Use of English…

There is a wonderful little book “English As She is Spoke” which always used to sit on my bookshelf to be taken down and read whenever I needed cheering up. It is a crazy Portuguese-English phrase book the content of which always makes me chuckle, my copy currently resides back in the UK on Temptress but help is at hand here as almost everyday something language-wise tickles me pink.

Recently I’ve noticed both Kevin & I seem to be adopting small phrases that are peculiarly Dubai-speak like “at the back-side of” or should it be “backside” or even “back side” – like a lot of things here the spelling is phonetic. It basically is a direction to go round to the far side of something. For example at the back-side of the hotel would be around to the rear of the building. Whereas at the back-side of the supermarket could be describing the location of the item you are looking for, ie it can be found at the back of the shop.

We are also used to seeing “Jebel Ali” followed by ‘Jabal Ali’ on successive blue motorway signposts close to home.  And too the pondorous language used on notices about fire alarm testing or window cleaning at our apartment block. Language and spelling which convey the sense perfectly but isn’t necessarily how a native English speaker would say it and annoyingly, you often can’t quite decide how you’d phrase it instead.

Todays little gem came from a phone call made by the Aramex man who arrived at our apartment with a delivery for “Mr Kevin” who this being Sunday morning was at his office. Having established the recipient was not present the courier asked to see Mr Kevin’s passport before he would hand over the package containing a replacement debit card. I explained that said passport is currently in Dusseldorf being renewed so it was not “at home” to use his phrase.

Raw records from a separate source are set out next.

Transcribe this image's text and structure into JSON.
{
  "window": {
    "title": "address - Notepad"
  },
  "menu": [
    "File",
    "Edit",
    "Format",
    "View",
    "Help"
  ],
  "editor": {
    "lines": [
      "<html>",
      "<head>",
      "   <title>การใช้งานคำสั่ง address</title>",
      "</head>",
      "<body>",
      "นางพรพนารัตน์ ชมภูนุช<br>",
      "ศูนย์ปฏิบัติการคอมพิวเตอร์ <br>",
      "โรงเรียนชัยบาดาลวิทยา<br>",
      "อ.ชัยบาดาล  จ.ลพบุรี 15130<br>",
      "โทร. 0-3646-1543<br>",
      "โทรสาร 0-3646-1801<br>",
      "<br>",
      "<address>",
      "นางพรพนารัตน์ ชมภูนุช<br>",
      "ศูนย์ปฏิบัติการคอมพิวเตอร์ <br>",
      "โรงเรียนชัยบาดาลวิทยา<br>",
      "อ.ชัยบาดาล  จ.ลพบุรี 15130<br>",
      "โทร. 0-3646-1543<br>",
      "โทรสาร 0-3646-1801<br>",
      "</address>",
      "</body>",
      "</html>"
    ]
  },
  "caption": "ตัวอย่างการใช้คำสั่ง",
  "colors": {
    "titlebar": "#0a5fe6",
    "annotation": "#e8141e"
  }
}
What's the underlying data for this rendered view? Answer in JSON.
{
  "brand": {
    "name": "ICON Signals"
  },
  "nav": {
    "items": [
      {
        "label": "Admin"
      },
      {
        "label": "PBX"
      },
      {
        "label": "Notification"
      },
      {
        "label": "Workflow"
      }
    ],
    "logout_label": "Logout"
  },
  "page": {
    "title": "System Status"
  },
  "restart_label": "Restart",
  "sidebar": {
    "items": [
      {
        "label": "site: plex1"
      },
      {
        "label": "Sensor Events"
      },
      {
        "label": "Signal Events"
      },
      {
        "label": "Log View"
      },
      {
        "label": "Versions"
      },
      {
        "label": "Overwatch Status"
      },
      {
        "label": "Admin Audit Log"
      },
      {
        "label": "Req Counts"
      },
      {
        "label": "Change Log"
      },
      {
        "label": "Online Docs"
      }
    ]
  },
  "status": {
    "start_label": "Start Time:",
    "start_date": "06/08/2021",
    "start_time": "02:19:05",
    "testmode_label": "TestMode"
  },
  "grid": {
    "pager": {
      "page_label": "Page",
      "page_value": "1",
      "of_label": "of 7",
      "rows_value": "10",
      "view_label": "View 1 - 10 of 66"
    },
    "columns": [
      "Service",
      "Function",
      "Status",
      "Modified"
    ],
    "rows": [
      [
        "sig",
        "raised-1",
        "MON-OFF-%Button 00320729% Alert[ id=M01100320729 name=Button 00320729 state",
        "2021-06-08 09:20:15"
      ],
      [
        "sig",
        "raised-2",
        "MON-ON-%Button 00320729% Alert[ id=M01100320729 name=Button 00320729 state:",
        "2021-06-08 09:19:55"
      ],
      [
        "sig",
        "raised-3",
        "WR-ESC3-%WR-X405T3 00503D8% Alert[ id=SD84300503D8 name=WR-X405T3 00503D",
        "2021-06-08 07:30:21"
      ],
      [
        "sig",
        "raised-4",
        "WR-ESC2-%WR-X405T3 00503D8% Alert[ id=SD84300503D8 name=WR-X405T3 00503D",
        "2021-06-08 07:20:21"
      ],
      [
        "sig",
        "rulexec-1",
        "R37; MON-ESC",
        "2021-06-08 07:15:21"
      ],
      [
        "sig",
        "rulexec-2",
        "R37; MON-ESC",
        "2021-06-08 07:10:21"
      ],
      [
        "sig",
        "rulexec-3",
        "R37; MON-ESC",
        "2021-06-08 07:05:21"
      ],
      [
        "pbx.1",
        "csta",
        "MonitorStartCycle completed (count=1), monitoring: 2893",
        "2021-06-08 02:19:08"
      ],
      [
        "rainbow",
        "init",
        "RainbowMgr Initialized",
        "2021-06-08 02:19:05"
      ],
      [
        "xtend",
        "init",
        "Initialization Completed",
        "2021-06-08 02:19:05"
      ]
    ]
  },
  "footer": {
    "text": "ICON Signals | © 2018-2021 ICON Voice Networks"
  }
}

The courier unphased promptly phoned Mr Kevin and asked for his ID number. I heard my other half’s voice commence reading out a number only to find himself interupted by the courier; “no, the number with photoside down”. Brilliant! I will endeavour to use that instead of “on the reverse” as soon as I can find an opportunity!